= Beginning of Section =
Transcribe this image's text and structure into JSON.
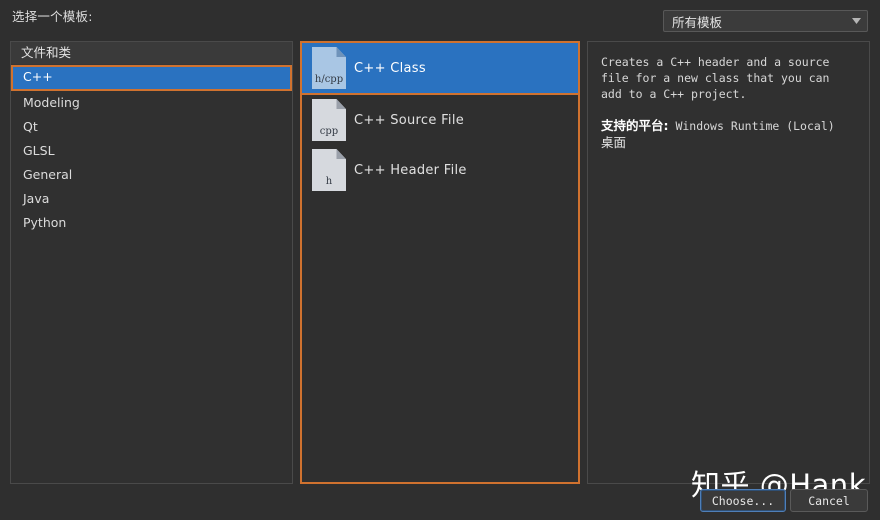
{
  "dialog": {
    "title": "选择一个模板:"
  },
  "filter": {
    "selected": "所有模板",
    "icon": "chevron-down-icon"
  },
  "categories": {
    "header": "文件和类",
    "items": [
      {
        "label": "C++",
        "selected": true
      },
      {
        "label": "Modeling",
        "selected": false
      },
      {
        "label": "Qt",
        "selected": false
      },
      {
        "label": "GLSL",
        "selected": false
      },
      {
        "label": "General",
        "selected": false
      },
      {
        "label": "Java",
        "selected": false
      },
      {
        "label": "Python",
        "selected": false
      }
    ]
  },
  "templates": {
    "items": [
      {
        "label": "C++ Class",
        "ext": "h/cpp",
        "icon": "file-icon",
        "selected": true
      },
      {
        "label": "C++ Source File",
        "ext": "cpp",
        "icon": "file-icon",
        "selected": false
      },
      {
        "label": "C++ Header File",
        "ext": "h",
        "icon": "file-icon",
        "selected": false
      }
    ]
  },
  "description": {
    "text": "Creates a C++ header and a source file for a new class that you can add to a C++ project.",
    "platforms_label": "支持的平台:",
    "platforms_value": "Windows Runtime (Local)",
    "platforms_extra": "桌面"
  },
  "buttons": {
    "choose": "Choose...",
    "cancel": "Cancel"
  },
  "watermark": "知乎 @Hank",
  "colors": {
    "selection_blue": "#2a72c0",
    "focus_orange": "#d0722f",
    "panel_bg": "#303030",
    "window_bg": "#2f2f2f",
    "choose_border": "#4f7fb8"
  }
}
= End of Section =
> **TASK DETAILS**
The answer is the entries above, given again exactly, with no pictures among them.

> **WRITTEN REPLY**
Transcribe this image's text and structure into JSON.
{
  "dialog": {
    "title": "选择一个模板:"
  },
  "filter": {
    "selected": "所有模板",
    "icon": "chevron-down-icon"
  },
  "categories": {
    "header": "文件和类",
    "items": [
      {
        "label": "C++",
        "selected": true
      },
      {
        "label": "Modeling",
        "selected": false
      },
      {
        "label": "Qt",
        "selected": false
      },
      {
        "label": "GLSL",
        "selected": false
      },
      {
        "label": "General",
        "selected": false
      },
      {
        "label": "Java",
        "selected": false
      },
      {
        "label": "Python",
        "selected": false
      }
    ]
  },
  "templates": {
    "items": [
      {
        "label": "C++ Class",
        "ext": "h/cpp",
        "icon": "file-icon",
        "selected": true
      },
      {
        "label": "C++ Source File",
        "ext": "cpp",
        "icon": "file-icon",
        "selected": false
      },
      {
        "label": "C++ Header File",
        "ext": "h",
        "icon": "file-icon",
        "selected": false
      }
    ]
  },
  "description": {
    "text": "Creates a C++ header and a source file for a new class that you can add to a C++ project.",
    "platforms_label": "支持的平台:",
    "platforms_value": "Windows Runtime (Local)",
    "platforms_extra": "桌面"
  },
  "buttons": {
    "choose": "Choose...",
    "cancel": "Cancel"
  },
  "watermark": "知乎 @Hank",
  "colors": {
    "selection_blue": "#2a72c0",
    "focus_orange": "#d0722f",
    "panel_bg": "#303030",
    "window_bg": "#2f2f2f",
    "choose_border": "#4f7fb8"
  }
}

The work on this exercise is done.